The final two lines define the locations of the two main log files for the program. As suggested by the option names, stdout and stderr will be directed to the stdout_logfile and stderr_logfile locations respectively. The specified directories must already exist, as Supervisor will not attempt to create any missing directories.
The configuration we have created here is a minimal template for a Supervisor program. The Supervisor documentation lists many more optional configuration options that are available to tune how programs are run.
Once our configuration file is created and saved, we can inform Supervisor of our new program through the supervisorctl command. First we tell Supervisor to look for any new or changed program configurations in the /etc/supervisor/conf.d directory with:

sudo supervisorctl reread

idle: available

Followed by telling it to enact any changes with:

sudo supervisorctl update

idle: added process group

Any time you make a change to any program configuration file, running the two previous commands will bring the changes into effect.
At this point our program should now be running. We can check its output by looking at the output log file:

sudo tail /var/log/idle.out.log

Sat Nov 20 22:21:22 UTC 2021
Sat Nov 20 22:21:23 UTC 2021
Sat Nov 20 22:21:24 UTC 2021
Sat Nov 20 22:21:25 UTC 2021
Sat Nov 20 22:21:26 UTC 2021
Sat Nov 20 22:21:27 UTC 2021
Sat Nov 20 22:21:28 UTC 2021
Sat Nov 20 22:21:29 UTC 2021
Sat Nov 20 22:21:30 UTC 2021
Sat Nov 20 22:21:31 UTC 2021

Next, we’ll cover some other usage of Supervisor.

Step 3 – Managing Programs>

Step 3 – Managing Programs #

Beyond running programs, you will want to stop, restart, or see their status. The supervisorctl program, which we used in Step 2, also has an interactive mode which we can use to control our programs.
To enter the interactive mode, run supervisorctl with no arguments:

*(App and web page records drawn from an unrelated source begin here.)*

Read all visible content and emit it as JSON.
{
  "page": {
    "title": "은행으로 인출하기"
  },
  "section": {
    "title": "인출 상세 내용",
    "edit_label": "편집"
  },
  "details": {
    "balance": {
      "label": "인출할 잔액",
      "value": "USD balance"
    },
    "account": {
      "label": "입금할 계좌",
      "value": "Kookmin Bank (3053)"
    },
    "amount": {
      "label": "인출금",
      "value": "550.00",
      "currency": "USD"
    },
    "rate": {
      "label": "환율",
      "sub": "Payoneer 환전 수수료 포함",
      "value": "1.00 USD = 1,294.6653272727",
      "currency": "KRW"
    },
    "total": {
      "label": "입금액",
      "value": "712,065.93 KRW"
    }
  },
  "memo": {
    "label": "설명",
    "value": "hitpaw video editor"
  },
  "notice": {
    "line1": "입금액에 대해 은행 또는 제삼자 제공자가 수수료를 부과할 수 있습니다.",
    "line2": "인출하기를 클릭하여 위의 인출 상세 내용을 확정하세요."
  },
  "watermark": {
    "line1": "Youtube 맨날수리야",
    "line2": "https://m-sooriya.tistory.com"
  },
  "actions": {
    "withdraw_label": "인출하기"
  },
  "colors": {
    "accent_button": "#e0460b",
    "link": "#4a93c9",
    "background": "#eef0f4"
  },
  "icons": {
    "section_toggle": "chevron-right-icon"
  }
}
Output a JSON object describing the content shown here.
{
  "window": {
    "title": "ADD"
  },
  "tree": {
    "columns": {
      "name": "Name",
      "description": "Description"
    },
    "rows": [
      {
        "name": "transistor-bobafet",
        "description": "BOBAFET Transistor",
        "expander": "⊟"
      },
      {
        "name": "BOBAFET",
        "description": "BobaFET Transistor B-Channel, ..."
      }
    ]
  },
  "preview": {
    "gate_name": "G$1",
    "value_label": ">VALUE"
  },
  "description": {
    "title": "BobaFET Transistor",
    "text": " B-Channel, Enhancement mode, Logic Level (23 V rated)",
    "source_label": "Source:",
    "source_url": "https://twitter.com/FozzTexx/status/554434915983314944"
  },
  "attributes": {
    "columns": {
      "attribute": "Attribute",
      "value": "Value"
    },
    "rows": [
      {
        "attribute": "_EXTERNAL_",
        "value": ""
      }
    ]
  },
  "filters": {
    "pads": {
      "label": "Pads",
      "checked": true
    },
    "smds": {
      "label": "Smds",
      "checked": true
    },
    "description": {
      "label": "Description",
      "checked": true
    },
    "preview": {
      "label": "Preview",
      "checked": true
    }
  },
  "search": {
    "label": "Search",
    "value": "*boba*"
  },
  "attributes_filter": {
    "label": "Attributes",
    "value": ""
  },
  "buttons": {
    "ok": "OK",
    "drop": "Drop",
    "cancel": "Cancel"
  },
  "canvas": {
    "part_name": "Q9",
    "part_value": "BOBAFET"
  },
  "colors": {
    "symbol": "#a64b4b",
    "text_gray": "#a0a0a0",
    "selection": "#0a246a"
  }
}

sudo supervisorctl

idle                      RUNNING    pid 12614, uptime 1:49:37

supervisorctl will initially print the status and uptime of all configured programs, followed by its command prompt. Entering help will reveal all of its available commands:

supervisor> help

default commands (type help <topic>):
add    clear  fg        open  quit    remove  restart   start   stop  update
avail  exit   maintail  pid   reload  reread  shutdown  status  tail  version

You can start or stop a program with the associated commands followed by the program name:

supervisor> stop idle

idle: stopped
supervisor> start idle

idle: started

Using the tail command, you can view the most recent entries in the stdout and stderr logs for your program:

supervisor> tail idle

Sun Nov 21 00:36:10 UTC 2021
Sun Nov 21 00:36:11 UTC 2021
Sun Nov 21 00:36:12 UTC 2021
Sun Nov 21 00:36:13 UTC 2021
Sun Nov 21 00:36:14 UTC 2021
Sun Nov 21 00:36:15 UTC 2021
Sun Nov 21 00:36:17 UTC 2021
supervisor> tail idle stderr


Using status you can view again the current execution state of each program after making any changes:

supervisor> status

idle                      STOPPED    Nov 21 01:07 AM

Finally, you can exit supervisorctl with Ctrl+C or by entering quit into the prompt:

supervisor> quit


Conclusion #

In this tutorial, you learned how to install and manage Supervisor. As mentioned, Supervisor is very lightweight by modern standards, but it continues to be well-maintained, and it can be a useful tool for smaller deployments. It is also a low-maintenance and self-contained way of generating logs as a component part of a larger deployment.
If you’re running multiple small apps that need to be web accessible, you may also want to read about configuring Nginx as a reverse proxy, which is another fundamental component of small, reusable deployments.